Website and app data records
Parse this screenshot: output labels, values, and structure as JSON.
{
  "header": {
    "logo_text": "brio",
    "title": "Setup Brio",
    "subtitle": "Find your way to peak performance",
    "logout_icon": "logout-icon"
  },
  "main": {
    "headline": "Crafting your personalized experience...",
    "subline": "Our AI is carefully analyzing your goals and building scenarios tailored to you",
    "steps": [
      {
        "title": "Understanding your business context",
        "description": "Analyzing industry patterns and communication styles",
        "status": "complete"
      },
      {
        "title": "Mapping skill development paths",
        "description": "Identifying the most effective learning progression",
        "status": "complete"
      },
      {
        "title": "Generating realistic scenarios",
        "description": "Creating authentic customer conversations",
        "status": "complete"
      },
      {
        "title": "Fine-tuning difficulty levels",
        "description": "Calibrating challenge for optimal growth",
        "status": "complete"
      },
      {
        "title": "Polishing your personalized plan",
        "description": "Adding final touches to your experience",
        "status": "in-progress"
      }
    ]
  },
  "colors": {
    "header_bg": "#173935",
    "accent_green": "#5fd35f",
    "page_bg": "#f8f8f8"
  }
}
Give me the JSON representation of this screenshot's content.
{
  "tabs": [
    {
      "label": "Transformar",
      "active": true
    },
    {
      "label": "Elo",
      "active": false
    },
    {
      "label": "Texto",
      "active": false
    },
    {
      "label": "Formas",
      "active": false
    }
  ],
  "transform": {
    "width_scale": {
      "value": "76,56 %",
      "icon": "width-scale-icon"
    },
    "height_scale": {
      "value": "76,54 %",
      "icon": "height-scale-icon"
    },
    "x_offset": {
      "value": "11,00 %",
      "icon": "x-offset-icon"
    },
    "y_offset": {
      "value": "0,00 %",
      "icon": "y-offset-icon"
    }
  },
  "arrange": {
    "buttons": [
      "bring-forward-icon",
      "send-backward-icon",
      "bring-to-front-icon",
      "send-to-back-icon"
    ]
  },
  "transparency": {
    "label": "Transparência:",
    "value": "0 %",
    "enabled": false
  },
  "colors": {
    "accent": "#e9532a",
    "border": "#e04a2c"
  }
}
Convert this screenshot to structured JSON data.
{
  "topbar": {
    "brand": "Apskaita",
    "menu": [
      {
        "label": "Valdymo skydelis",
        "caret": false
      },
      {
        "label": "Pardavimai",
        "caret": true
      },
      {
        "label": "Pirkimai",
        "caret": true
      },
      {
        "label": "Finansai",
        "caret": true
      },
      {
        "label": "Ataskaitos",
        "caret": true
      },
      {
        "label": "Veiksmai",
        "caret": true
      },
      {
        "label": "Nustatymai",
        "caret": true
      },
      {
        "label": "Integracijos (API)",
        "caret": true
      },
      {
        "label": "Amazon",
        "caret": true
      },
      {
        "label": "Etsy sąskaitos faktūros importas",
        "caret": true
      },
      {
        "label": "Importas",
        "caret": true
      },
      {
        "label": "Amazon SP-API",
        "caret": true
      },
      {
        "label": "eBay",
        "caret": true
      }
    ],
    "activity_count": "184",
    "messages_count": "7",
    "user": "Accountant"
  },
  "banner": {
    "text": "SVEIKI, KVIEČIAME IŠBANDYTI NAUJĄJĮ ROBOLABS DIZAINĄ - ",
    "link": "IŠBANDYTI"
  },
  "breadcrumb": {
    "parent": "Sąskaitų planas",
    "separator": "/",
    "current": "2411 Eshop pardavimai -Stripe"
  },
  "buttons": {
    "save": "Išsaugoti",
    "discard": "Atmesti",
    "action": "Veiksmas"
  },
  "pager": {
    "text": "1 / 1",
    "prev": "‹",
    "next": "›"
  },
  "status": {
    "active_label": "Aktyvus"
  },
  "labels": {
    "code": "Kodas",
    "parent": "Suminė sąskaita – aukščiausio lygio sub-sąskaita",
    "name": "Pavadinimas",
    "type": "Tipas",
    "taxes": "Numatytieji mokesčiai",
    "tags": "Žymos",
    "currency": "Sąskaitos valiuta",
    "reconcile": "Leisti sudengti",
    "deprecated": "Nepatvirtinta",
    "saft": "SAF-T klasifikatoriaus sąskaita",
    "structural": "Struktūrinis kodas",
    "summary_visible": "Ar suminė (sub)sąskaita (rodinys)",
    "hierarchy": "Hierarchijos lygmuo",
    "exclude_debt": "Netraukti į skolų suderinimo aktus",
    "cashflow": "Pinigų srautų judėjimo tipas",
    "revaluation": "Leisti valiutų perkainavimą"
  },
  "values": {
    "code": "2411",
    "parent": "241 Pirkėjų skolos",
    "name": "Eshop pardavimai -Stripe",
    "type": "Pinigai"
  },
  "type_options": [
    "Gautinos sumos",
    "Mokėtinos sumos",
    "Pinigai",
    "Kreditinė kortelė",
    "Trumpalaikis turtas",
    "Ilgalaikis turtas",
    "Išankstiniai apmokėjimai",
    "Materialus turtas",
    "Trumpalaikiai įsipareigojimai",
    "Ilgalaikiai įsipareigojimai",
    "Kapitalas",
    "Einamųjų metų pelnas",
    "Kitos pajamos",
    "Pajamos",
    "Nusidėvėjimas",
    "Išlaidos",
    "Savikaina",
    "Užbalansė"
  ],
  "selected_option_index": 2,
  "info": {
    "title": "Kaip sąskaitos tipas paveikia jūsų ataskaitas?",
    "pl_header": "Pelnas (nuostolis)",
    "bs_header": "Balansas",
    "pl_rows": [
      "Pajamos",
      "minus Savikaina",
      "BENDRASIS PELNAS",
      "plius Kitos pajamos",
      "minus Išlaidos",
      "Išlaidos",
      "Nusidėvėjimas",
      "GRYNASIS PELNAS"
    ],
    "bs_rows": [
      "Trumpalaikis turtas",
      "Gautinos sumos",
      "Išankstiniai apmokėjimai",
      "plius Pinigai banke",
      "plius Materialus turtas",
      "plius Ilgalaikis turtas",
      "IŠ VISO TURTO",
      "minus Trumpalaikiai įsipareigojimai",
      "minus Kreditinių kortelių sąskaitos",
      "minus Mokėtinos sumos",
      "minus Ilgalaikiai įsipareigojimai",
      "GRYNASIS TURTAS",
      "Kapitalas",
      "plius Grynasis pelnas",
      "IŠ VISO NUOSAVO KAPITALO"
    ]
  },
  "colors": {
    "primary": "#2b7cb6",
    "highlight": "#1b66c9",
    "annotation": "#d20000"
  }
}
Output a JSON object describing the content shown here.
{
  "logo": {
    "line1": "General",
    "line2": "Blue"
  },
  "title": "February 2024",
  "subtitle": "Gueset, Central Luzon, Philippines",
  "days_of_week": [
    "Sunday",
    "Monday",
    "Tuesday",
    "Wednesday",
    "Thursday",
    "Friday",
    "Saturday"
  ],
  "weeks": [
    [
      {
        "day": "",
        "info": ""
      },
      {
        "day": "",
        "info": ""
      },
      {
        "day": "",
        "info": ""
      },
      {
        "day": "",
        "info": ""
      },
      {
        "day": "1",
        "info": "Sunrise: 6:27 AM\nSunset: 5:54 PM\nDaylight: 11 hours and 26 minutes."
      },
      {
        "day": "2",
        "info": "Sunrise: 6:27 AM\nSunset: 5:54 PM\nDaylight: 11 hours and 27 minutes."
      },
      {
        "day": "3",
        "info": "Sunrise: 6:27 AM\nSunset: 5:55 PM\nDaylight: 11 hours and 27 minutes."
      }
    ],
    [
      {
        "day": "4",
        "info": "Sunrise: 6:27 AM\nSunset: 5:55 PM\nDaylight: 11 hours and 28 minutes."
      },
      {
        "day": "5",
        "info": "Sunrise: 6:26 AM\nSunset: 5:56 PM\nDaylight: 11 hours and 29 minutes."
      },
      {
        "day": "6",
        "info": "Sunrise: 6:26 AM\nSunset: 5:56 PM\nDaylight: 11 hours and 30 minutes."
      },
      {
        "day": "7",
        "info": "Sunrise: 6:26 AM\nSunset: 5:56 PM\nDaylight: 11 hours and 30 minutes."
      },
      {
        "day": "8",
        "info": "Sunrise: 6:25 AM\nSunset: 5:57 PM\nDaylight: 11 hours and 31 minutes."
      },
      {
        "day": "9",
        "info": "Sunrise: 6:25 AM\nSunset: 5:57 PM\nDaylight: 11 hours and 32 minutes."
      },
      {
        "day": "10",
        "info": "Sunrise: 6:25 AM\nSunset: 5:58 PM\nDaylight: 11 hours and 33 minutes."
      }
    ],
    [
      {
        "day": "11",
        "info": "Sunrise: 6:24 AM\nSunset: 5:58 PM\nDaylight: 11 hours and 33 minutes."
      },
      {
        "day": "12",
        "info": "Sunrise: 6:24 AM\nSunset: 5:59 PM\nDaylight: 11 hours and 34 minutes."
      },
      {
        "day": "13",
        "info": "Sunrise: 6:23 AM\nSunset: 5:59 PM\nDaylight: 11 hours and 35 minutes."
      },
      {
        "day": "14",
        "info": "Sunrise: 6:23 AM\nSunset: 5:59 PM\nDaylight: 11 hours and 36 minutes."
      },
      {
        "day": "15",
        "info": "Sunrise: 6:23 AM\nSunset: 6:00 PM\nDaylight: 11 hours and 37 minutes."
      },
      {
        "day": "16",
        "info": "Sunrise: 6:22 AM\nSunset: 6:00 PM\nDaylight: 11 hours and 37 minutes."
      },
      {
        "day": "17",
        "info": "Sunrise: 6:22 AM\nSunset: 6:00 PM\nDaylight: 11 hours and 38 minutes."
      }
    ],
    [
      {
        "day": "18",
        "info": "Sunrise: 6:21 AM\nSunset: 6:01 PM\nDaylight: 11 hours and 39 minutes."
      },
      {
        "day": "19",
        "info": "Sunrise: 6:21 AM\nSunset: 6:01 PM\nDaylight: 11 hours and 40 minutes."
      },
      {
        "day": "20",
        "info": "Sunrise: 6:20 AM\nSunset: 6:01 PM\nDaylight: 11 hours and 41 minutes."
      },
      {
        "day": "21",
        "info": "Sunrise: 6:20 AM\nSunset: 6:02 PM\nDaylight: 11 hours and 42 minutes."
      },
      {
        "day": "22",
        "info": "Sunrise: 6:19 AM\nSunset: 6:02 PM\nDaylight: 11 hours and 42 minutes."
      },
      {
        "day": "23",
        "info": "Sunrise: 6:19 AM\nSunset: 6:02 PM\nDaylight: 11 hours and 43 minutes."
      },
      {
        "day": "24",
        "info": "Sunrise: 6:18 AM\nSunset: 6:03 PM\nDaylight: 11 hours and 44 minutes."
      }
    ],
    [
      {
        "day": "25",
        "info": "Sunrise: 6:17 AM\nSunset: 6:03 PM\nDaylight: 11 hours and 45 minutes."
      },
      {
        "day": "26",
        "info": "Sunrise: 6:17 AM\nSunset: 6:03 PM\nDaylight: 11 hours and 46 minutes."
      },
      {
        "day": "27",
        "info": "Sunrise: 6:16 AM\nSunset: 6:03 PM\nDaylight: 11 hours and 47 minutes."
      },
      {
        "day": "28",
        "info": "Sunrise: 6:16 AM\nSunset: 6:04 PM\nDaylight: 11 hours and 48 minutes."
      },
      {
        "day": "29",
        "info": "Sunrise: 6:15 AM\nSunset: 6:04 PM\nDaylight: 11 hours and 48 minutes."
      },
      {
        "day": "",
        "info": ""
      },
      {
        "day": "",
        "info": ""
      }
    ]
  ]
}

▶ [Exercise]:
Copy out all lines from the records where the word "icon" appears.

▶ [Result for this exercise]:
    "logout_icon": "logout-icon"
      "icon": "width-scale-icon"
      "icon": "height-scale-icon"
      "icon": "x-offset-icon"
      "icon": "y-offset-icon"
      "bring-forward-icon",
      "send-backward-icon",
      "bring-to-front-icon",
      "send-to-back-icon"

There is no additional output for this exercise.